China agrees to help SL’s debt restructuring
Breaking the biggest barrier to receive the promised conditional International Monetary Fund (IMF) bailout package of $2.9 billion to help Sri Lanka’s cash-strapped economy, China has given assurance to help the island nations debt restructuring programme.
Colombo: Breaking the biggest barrier to receive the promised conditional International Monetary Fund (IMF) bailout package of $2.9 billion to help Sri Lanka’s cash-strapped economy, China has given assurance to help the island nations debt restructuring programme.
President Ranil Wickremesinghe on Tuesday informed Parliament that the government received a letter of assurance from the Chinese Exim Bank on Monday night and the letter of intent signed by the Central Bank Governor and himself was sent to the IMF immediately.
Wickremesinghe, who also the Finance portfolio, assured that once the IMF agreement is reached, the deal would be tabled in Parliament along with the draft of the government’s future plan and road map.
A delay by China the biggest bilateral creditor to the island nation accounting for 52 per cent, had been hampering Sri Lanka’s effort to get the much needed dollar bail out promised by the IMF in last September.
Referring to Sri Lanka’s attempt reach the IMF conditions to get the bailout, in January US Ambassador to Sri Lanka, Julie Chung urged China not to be a spoiler.
“For the sake of the Sri Lankan people, we certainly hope China is not a spoiler as they proceed to attain this IMF agreement,” she complained.
In an interview to the BBC on January the US Ambassador claimed that the greater onus to move with regard to Sri Lanka’s debt restructuring, a prerequisite for an IMF bailout, was on China, as the biggest bilateral lender.
“We hope that they do not delay because Sri Lanka does not have time to delay. They need these assurances immediately,” Ambassador Chung stated.
Accounting for 12 per cent of total debt, India, the third largest bilateral creditor to Sri Lanka after China and Japan, was the first to formally inform the IMF of its assurance for the external debt restructuring programme.
The closest neighbour to the crisis-hit country, India’s outstanding credit to Sri Lanka amounted to nearly $1.7 billion up to June last year.

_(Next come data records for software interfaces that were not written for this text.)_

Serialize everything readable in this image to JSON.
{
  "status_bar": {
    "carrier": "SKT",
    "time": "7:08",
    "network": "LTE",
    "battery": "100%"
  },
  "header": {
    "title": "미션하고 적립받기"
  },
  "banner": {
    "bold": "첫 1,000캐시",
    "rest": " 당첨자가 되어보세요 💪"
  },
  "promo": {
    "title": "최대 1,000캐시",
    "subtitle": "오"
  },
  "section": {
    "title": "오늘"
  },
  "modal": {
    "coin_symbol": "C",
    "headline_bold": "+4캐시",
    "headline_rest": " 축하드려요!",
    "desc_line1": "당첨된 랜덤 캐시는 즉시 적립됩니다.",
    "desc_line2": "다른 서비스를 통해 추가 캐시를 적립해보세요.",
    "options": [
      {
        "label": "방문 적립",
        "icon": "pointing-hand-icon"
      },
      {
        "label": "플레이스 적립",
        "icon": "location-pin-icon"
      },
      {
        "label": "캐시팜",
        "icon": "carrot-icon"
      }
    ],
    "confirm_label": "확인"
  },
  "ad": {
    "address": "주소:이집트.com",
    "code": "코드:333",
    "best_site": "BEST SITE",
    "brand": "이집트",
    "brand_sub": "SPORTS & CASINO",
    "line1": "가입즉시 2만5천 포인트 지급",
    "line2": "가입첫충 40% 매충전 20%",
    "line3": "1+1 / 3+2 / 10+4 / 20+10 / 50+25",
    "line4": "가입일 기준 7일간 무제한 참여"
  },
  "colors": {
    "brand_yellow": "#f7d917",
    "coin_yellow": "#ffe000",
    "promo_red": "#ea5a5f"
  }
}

Following India, in February the Paris Club of creditors announced its supports for the debt restructuring of Sri Lanka.